Faf du Plessis knows just how Steve Smith feels. Except that he doesn’t.
"It’s difficult for me to give an answer which I think is right‚" Du Plessis said.
"It’s so difficult to say which is right and which is wrong.
"Obviously he is trying to take responsibility‚ so there is right in that. There is also right in holding other people responsible for their own actions.
"I can understand it’s a really tough time for him to be in now. The situation I was in was really difficult for me because people were attacking me‚ my personality and my character‚ and I felt it was wrong‚ it wasn’t fair.
"I don’t know how he feels but I imagine it is a really tough time."
When Du Plessis was done for ball-tampering in Australia in November 2016‚ he felt like his world was ending.
Smith‚ who admitted to being party to the same offence during the third Test at Newlands on Saturday‚ no doubt feels that way now.
But Du Plessis’s offence never caught the attention of Jacob Zuma‚ SA’s president at the time.
The trouble Smith is in increased exponentially on Sunday‚ when Australian Prime Minister Malcolm Turnbull weighed in‚ telling the Melbourne Age: "It seemed completely beyond belief that the Australian cricket team had been involved in cheating."
The story burst its banks further on Sunday when a reporter in the Newlands pressbox was commissioned to write the front page lead in Monday’s edition of the Indian Express.
The Rajasthan Royals are set to pay Smith more than R8m to play for and captain them in this year’s Indian Premier League.
Whether that will happen is to be decided by the Board of Control for Cricket India‚ but the franchise has already made plain its "zero tolerance policy" for bringing cricket into disrepute.
Whichever way you look at it‚ right now it’s no fun being Steven Peter Devereux Smith.
"When I was in Australia it felt like the same intensity‚" Du Plessis said when he was asked to compare the two sagas.
"I was being followed everywhere I went.
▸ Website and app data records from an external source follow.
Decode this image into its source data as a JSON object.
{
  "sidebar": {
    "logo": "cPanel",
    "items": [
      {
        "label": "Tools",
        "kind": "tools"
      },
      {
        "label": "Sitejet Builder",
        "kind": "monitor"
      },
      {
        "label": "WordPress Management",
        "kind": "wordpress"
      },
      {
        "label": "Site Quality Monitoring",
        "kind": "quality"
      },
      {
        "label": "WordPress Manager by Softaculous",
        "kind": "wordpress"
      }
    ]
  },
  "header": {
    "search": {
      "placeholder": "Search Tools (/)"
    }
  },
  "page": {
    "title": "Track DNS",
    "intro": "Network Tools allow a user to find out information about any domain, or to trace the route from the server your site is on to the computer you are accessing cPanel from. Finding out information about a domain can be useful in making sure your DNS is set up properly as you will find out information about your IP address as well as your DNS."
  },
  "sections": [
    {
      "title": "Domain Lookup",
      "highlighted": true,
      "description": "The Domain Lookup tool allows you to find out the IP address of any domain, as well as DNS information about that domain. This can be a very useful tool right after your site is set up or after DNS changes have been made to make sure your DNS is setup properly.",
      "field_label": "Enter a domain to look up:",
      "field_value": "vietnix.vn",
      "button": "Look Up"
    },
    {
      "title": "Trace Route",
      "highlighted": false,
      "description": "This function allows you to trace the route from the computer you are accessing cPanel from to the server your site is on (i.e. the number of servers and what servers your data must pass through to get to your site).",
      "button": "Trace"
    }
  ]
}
The media looked the same as it does now.
"But there are probably bigger organisations and people that want to get involved.
"I think it’s unfair for me to comment on what they think.
"My situation‚ I feel‚ was a little bit different than this."
Du Plessis maintains he was merely using saliva to shine the ball during the second test in Hobart‚ where television cameras spotted a mint in his mouth.
Using saliva is allowed‚ but the mint that was melting into that saliva meant a foreign substance was being applied to the ball, which is not allowed.
Even so‚ Du Plessis insisted Smith’s crime‚ which was to be involved in a plan for Cameron Bancroft to scuff up the ball using sticking tape loaded with sand from the pitch‚ was worse.
"Ball-shining versus ball-tampering are two different situations‚ and one is more serious than the other‚" Du Plessis said.
Smith‚ test cricket’s No 1-ranked batsman‚ should have captained Australia in the fourth Test at the Wanderers‚ which starts on Friday.
But he has been banned for the match and seems certain to lose the leadership permanently.
"It’s almost like losing two players in one because he’s such a strong batsman‚" Du Plessis said.
"I also feel his leadership is good for the team so he’ll be a big loss for them."
The scandal is but the latest twist in a series plot that seems to have been scripted by drug-addled film students.
In little more than a dozen days of cricket‚ we’ve seen two altercations on staircases‚ an on-field shoulder charge‚ spectators ejected for poor behaviour‚ a player dropping the ball on another — how quaint‚ given everything else — and now this.
Six players have been on the match referee’s carpet‚ while Smith was charged by the head honcho himself: International Cricket Council CEO Dave Richardson.
"It’s been bizarre‚ crazy‚ ridiculous‚" Du Plessis said.
"We joke about it but it’s like a soap opera.
"There’s something happening every day. The two captains have both said it is a shame because this has been an incredible series between two strong teams.
"Apart from [Sunday]‚ it has been a very evenly matched series‚ amazing to watch.
"But there are way too many things happening away from the game that are taking the shine off."
Ah, yes‚ Sunday — when SA took all 10 of Australia’s wickets to win the third Test by 322 runs to take a 2-1 lead in the series.
And so to the Wanderers.